5. Post-Target Focus.  Get rid of the “target” metaphor entirely. Don’t see customers mainly as sources of profit; they are not means to your end – they too are ends. They are people and organizations with whom you spend time, helping to make them better. By this view, sales and profits are  byproducts – not the goal itself.

This taxonomy is of course arbitrary. You may have one of your own you like better, and that’s fine. In this particular view of things, things get better as you move from 1 to 5.

What do I mean by “better?”  Thanks for asking.

a. The seller’s profit goes up as you move up the scale. This is counter to the knee-jerk reaction that you make more money by being more rapacious.  You don’t, not in anything but the shortest of time-frames and the narrowest view of reputation.

b. The buyer’s profit goes up as well as you move up the scale. At level 1, one plus one equals two (actually less, because rapacious behavior leads to long-term system breakdown). As you move higher, efficiencies go up, effectiveness goes up, trust goes up, and so forth.

c. Economic utility gets maximized. Not only do seller and buyer each make more money, but the total benefit of the system is increased as you move up the scale. Costs go down, quality goes up, employment goes up, suppliers succeed, and so forth.

d. Social utility goes up too – not just economics. The world is generally happier when people get along than when they don’t. Suspicion and pessimism are unfortunate traits in business; trust and optimism are not only their own rewards, but are self-fulfilling prophecies.
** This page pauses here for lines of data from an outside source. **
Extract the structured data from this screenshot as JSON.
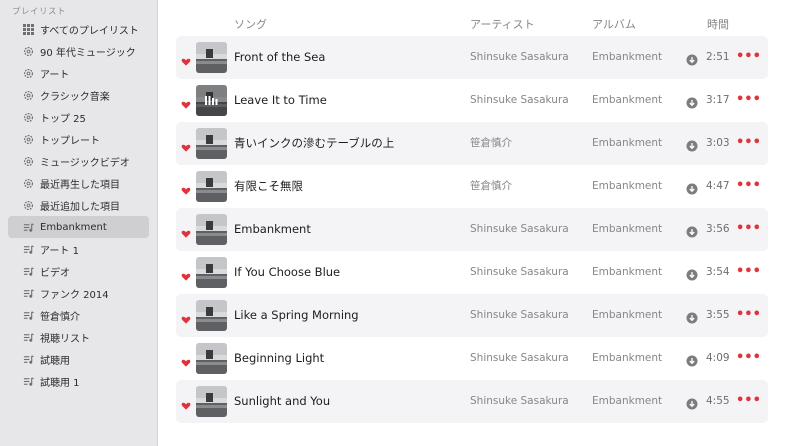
{
  "sidebar": {
    "heading": "プレイリスト",
    "items": [
      {
        "label": "すべてのプレイリスト",
        "icon": "grid-icon"
      },
      {
        "label": "90 年代ミュージック",
        "icon": "gear-icon"
      },
      {
        "label": "アート",
        "icon": "gear-icon"
      },
      {
        "label": "クラシック音楽",
        "icon": "gear-icon"
      },
      {
        "label": "トップ 25",
        "icon": "gear-icon"
      },
      {
        "label": "トップレート",
        "icon": "gear-icon"
      },
      {
        "label": "ミュージックビデオ",
        "icon": "gear-icon"
      },
      {
        "label": "最近再生した項目",
        "icon": "gear-icon"
      },
      {
        "label": "最近追加した項目",
        "icon": "gear-icon"
      },
      {
        "label": "Embankment",
        "icon": "playlist-icon",
        "selected": true
      },
      {
        "label": "アート 1",
        "icon": "playlist-icon"
      },
      {
        "label": "ビデオ",
        "icon": "playlist-icon"
      },
      {
        "label": "ファンク 2014",
        "icon": "playlist-icon"
      },
      {
        "label": "笹倉慎介",
        "icon": "playlist-icon"
      },
      {
        "label": "視聴リスト",
        "icon": "playlist-icon"
      },
      {
        "label": "試聴用",
        "icon": "playlist-icon"
      },
      {
        "label": "試聴用 1",
        "icon": "playlist-icon"
      }
    ]
  },
  "columns": {
    "song": "ソング",
    "artist": "アーティスト",
    "album": "アルバム",
    "time": "時間"
  },
  "songs": [
    {
      "title": "Front of the Sea",
      "artist": "Shinsuke Sasakura",
      "album": "Embankment",
      "time": "2:51",
      "more": "•••"
    },
    {
      "title": "Leave It to Time",
      "artist": "Shinsuke Sasakura",
      "album": "Embankment",
      "time": "3:17",
      "more": "•••"
    },
    {
      "title": "青いインクの滲むテーブルの上",
      "artist": "笹倉慎介",
      "album": "Embankment",
      "time": "3:03",
      "more": "•••"
    },
    {
      "title": "有限こそ無限",
      "artist": "笹倉慎介",
      "album": "Embankment",
      "time": "4:47",
      "more": "•••"
    },
    {
      "title": "Embankment",
      "artist": "Shinsuke Sasakura",
      "album": "Embankment",
      "time": "3:56",
      "more": "•••"
    },
    {
      "title": "If You Choose Blue",
      "artist": "Shinsuke Sasakura",
      "album": "Embankment",
      "time": "3:54",
      "more": "•••"
    },
    {
      "title": "Like a Spring Morning",
      "artist": "Shinsuke Sasakura",
      "album": "Embankment",
      "time": "3:55",
      "more": "•••"
    },
    {
      "title": "Beginning Light",
      "artist": "Shinsuke Sasakura",
      "album": "Embankment",
      "time": "4:09",
      "more": "•••"
    },
    {
      "title": "Sunlight and You",
      "artist": "Shinsuke Sasakura",
      "album": "Embankment",
      "time": "4:55",
      "more": "•••"
    }
  ],
  "colors": {
    "accent": "#e0343d",
    "sidebar_bg": "#e7e6e8",
    "row_alt": "#f4f4f6"
  }
}
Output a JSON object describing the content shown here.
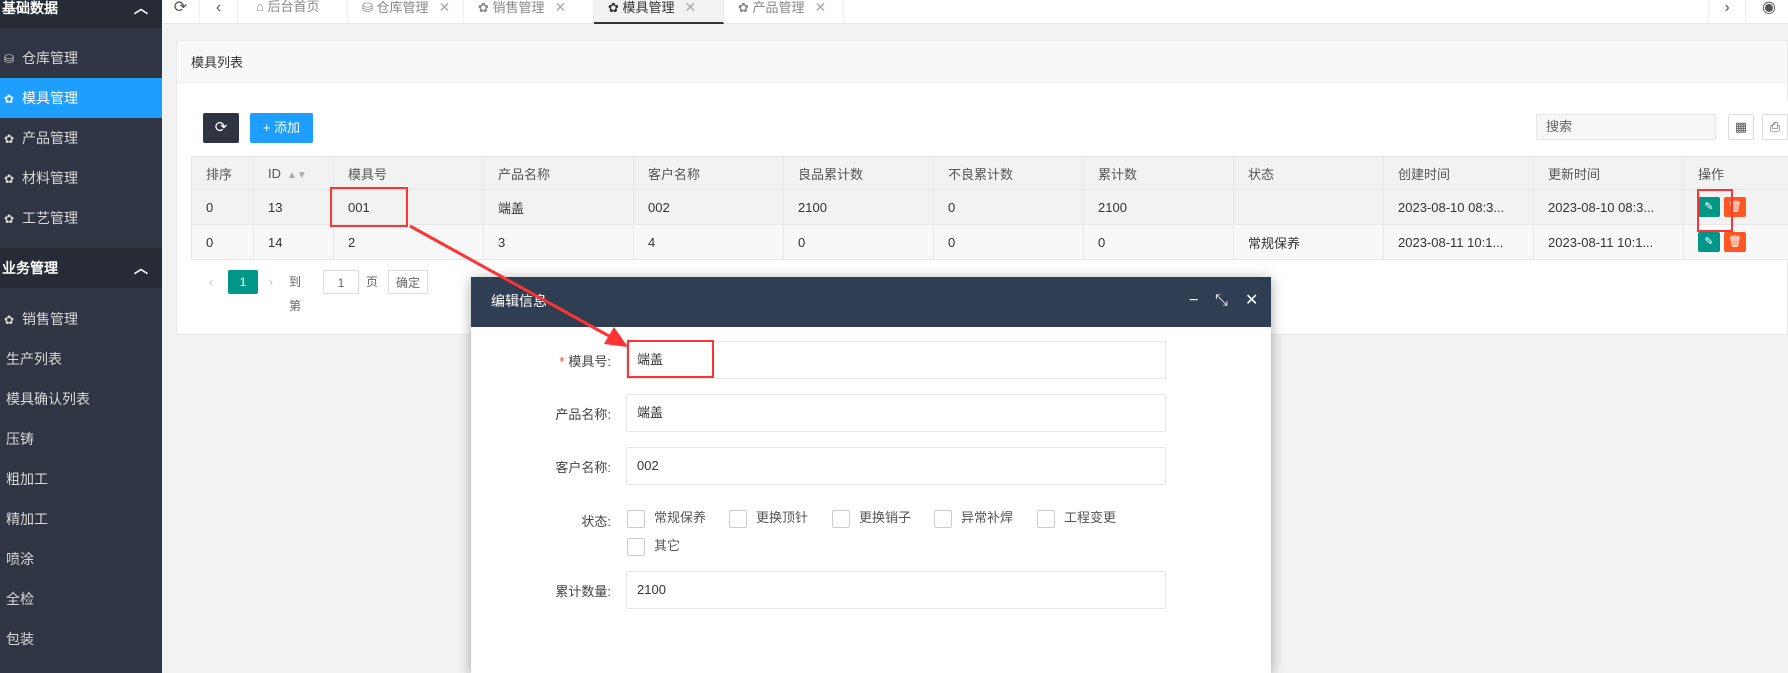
{
  "sidebar": {
    "group1": "基础数据",
    "group2": "业务管理",
    "items1": [
      {
        "label": "仓库管理",
        "icon": "database-icon",
        "glyph": "⛁"
      },
      {
        "label": "模具管理",
        "icon": "palette-icon",
        "glyph": "✿"
      },
      {
        "label": "产品管理",
        "icon": "palette-icon",
        "glyph": "✿"
      },
      {
        "label": "材料管理",
        "icon": "palette-icon",
        "glyph": "✿"
      },
      {
        "label": "工艺管理",
        "icon": "palette-icon",
        "glyph": "✿"
      }
    ],
    "items2": [
      {
        "label": "销售管理",
        "icon": "palette-icon",
        "glyph": "✿"
      },
      {
        "label": "生产列表"
      },
      {
        "label": "模具确认列表"
      },
      {
        "label": "压铸"
      },
      {
        "label": "粗加工"
      },
      {
        "label": "精加工"
      },
      {
        "label": "喷涂"
      },
      {
        "label": "全检"
      },
      {
        "label": "包装"
      }
    ]
  },
  "tabs": [
    {
      "label": "后台首页",
      "icon": "home-icon"
    },
    {
      "label": "仓库管理",
      "icon": "database-icon"
    },
    {
      "label": "销售管理",
      "icon": "palette-icon"
    },
    {
      "label": "模具管理",
      "icon": "palette-icon"
    },
    {
      "label": "产品管理",
      "icon": "palette-icon"
    }
  ],
  "card": {
    "title": "模具列表"
  },
  "toolbar": {
    "add_label": "+ 添加",
    "search_placeholder": "搜索"
  },
  "table": {
    "headers": [
      "排序",
      "ID",
      "模具号",
      "产品名称",
      "客户名称",
      "良品累计数",
      "不良累计数",
      "累计数",
      "状态",
      "创建时间",
      "更新时间",
      "操作"
    ],
    "rows": [
      [
        "0",
        "13",
        "001",
        "端盖",
        "002",
        "2100",
        "0",
        "2100",
        "",
        "2023-08-10 08:3...",
        "2023-08-10 08:3..."
      ],
      [
        "0",
        "14",
        "2",
        "3",
        "4",
        "0",
        "0",
        "0",
        "常规保养",
        "2023-08-11 10:1...",
        "2023-08-11 10:1..."
      ]
    ]
  },
  "pager": {
    "current": "1",
    "goto": "到第",
    "page_value": "1",
    "page_unit": "页",
    "confirm": "确定"
  },
  "dialog": {
    "title": "编辑信息",
    "fields": {
      "mold_no": {
        "label": "模具号:",
        "value": "端盖"
      },
      "product_name": {
        "label": "产品名称:",
        "value": "端盖"
      },
      "customer_name": {
        "label": "客户名称:",
        "value": "002"
      },
      "status_label": "状态:",
      "status_options": [
        "常规保养",
        "更换顶针",
        "更换销子",
        "异常补焊",
        "工程变更",
        "其它"
      ],
      "total_count": {
        "label": "累计数量:",
        "value": "2100"
      }
    }
  },
  "colors": {
    "sidebar": "#2f3542",
    "accent": "#1e9fff",
    "teal": "#009688",
    "danger": "#ff5722",
    "annotation": "#ff3333"
  }
}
Where do you and your business fit on the Customer Focus spectrum?